§ **YOUR TASK**
Set down, without alteration, the lines from the one that contains "Serialize everything readable" through the final line of the material below.

§ **RECORDED DATA**
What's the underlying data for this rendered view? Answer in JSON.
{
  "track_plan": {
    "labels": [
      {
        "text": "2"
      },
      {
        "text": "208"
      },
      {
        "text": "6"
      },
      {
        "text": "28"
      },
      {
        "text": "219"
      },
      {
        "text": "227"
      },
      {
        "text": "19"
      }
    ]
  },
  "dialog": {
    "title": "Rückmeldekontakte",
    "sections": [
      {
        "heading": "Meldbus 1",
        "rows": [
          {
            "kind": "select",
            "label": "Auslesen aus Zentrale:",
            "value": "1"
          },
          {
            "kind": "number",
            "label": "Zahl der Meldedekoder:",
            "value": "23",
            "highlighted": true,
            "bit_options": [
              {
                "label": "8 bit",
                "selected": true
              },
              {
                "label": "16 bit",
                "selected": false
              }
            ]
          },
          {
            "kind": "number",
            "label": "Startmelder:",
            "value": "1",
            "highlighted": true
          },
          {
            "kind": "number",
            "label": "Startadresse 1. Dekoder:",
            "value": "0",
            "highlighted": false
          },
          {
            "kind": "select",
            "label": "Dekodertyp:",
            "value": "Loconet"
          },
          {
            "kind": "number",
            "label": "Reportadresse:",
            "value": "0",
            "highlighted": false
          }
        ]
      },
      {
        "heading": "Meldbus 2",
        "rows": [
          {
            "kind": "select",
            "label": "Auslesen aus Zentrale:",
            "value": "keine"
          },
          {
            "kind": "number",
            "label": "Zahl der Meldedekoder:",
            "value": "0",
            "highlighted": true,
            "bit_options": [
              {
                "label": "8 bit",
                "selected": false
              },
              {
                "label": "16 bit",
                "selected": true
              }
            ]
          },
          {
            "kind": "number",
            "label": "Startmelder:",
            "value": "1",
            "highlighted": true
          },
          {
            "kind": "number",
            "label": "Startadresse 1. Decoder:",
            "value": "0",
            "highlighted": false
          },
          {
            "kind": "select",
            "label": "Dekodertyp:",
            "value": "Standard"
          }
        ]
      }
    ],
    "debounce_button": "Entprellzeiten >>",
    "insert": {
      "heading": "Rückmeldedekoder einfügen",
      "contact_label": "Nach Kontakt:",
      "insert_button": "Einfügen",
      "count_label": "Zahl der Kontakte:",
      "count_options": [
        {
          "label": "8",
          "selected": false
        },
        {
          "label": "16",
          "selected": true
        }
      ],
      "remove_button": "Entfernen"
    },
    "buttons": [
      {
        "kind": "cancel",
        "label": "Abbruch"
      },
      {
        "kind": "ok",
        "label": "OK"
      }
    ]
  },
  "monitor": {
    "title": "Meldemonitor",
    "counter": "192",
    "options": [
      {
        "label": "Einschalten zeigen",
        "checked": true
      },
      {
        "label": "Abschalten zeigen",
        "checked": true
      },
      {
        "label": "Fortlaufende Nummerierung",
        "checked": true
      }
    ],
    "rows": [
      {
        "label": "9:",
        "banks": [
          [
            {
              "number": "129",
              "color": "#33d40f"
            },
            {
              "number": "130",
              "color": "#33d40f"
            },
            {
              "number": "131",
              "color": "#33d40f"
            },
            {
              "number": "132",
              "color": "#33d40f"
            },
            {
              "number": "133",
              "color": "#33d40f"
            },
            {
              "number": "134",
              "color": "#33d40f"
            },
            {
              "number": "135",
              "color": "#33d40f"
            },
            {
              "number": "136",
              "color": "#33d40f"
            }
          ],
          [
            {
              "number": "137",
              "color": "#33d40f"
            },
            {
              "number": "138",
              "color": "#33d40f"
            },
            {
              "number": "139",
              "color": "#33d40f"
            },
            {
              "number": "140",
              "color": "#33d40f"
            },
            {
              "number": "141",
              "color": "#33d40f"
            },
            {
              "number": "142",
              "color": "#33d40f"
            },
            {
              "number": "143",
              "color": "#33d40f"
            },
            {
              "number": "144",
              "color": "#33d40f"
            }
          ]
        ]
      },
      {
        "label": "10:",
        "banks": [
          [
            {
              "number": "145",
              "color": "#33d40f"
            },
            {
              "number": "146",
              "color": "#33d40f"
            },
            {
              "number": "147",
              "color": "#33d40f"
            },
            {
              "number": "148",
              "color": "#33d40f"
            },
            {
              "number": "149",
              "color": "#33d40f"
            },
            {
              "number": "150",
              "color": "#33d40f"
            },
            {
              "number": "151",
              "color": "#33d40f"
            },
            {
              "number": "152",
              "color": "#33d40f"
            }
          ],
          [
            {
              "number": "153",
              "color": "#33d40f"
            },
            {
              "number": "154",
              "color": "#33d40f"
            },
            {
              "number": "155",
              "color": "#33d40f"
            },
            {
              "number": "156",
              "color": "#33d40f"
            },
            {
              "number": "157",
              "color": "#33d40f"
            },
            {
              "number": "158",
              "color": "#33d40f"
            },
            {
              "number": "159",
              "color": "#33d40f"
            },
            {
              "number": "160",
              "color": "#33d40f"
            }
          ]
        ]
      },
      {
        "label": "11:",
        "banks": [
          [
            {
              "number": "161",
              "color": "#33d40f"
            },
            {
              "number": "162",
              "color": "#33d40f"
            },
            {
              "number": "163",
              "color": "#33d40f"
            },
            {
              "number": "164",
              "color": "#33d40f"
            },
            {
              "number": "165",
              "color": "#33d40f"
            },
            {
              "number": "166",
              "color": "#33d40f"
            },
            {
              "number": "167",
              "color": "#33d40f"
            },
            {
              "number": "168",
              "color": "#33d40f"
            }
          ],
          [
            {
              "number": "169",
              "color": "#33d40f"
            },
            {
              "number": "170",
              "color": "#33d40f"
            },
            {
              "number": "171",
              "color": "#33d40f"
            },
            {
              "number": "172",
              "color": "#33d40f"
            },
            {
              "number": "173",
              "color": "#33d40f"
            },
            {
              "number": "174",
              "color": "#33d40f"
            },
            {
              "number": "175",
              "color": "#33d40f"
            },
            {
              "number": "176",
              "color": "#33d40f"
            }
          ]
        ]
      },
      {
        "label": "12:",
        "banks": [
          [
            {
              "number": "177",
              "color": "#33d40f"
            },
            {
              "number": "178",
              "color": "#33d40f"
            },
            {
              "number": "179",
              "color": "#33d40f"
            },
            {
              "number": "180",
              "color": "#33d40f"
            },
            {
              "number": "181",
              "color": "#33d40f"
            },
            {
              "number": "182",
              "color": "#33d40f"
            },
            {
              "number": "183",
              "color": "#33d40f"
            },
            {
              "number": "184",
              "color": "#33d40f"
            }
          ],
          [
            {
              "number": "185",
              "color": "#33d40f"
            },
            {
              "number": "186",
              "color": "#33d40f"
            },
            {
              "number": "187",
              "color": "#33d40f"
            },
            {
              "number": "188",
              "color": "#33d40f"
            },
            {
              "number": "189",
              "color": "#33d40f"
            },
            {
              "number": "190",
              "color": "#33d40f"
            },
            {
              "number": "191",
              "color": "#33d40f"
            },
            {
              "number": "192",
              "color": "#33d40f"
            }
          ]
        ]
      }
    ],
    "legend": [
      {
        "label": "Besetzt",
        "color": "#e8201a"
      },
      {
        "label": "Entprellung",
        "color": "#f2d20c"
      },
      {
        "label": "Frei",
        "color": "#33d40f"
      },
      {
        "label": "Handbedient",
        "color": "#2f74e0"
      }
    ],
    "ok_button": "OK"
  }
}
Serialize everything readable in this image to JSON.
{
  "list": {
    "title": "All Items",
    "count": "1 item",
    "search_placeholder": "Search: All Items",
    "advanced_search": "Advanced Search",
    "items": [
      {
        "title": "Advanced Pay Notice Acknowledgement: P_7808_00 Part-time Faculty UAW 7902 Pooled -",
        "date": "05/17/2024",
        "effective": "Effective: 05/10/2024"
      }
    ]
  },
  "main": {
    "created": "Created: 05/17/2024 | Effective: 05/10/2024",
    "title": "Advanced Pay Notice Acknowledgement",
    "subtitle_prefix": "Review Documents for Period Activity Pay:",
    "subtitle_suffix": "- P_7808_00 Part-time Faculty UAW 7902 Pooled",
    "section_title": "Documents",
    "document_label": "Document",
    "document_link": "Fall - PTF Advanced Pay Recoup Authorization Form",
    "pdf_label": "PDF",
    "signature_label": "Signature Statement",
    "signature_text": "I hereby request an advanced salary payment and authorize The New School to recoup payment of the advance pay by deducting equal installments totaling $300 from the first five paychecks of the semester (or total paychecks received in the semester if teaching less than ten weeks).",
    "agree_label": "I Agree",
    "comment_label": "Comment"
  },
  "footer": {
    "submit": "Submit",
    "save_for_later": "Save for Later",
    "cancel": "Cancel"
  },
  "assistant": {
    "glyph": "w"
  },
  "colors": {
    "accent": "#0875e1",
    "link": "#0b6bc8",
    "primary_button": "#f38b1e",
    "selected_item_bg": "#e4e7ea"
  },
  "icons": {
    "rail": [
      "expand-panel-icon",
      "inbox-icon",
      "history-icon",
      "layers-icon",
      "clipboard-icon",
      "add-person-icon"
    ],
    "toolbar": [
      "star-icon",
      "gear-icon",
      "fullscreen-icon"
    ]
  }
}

§ **EXERCISE RESULT**
Serialize everything readable in this image to JSON.
{
  "list": {
    "title": "All Items",
    "count": "1 item",
    "search_placeholder": "Search: All Items",
    "advanced_search": "Advanced Search",
    "items": [
      {
        "title": "Advanced Pay Notice Acknowledgement: P_7808_00 Part-time Faculty UAW 7902 Pooled -",
        "date": "05/17/2024",
        "effective": "Effective: 05/10/2024"
      }
    ]
  },
  "main": {
    "created": "Created: 05/17/2024 | Effective: 05/10/2024",
    "title": "Advanced Pay Notice Acknowledgement",
    "subtitle_prefix": "Review Documents for Period Activity Pay:",
    "subtitle_suffix": "- P_7808_00 Part-time Faculty UAW 7902 Pooled",
    "section_title": "Documents",
    "document_label": "Document",
    "document_link": "Fall - PTF Advanced Pay Recoup Authorization Form",
    "pdf_label": "PDF",
    "signature_label": "Signature Statement",
    "signature_text": "I hereby request an advanced salary payment and authorize The New School to recoup payment of the advance pay by deducting equal installments totaling $300 from the first five paychecks of the semester (or total paychecks received in the semester if teaching less than ten weeks).",
    "agree_label": "I Agree",
    "comment_label": "Comment"
  },
  "footer": {
    "submit": "Submit",
    "save_for_later": "Save for Later",
    "cancel": "Cancel"
  },
  "assistant": {
    "glyph": "w"
  },
  "colors": {
    "accent": "#0875e1",
    "link": "#0b6bc8",
    "primary_button": "#f38b1e",
    "selected_item_bg": "#e4e7ea"
  },
  "icons": {
    "rail": [
      "expand-panel-icon",
      "inbox-icon",
      "history-icon",
      "layers-icon",
      "clipboard-icon",
      "add-person-icon"
    ],
    "toolbar": [
      "star-icon",
      "gear-icon",
      "fullscreen-icon"
    ]
  }
}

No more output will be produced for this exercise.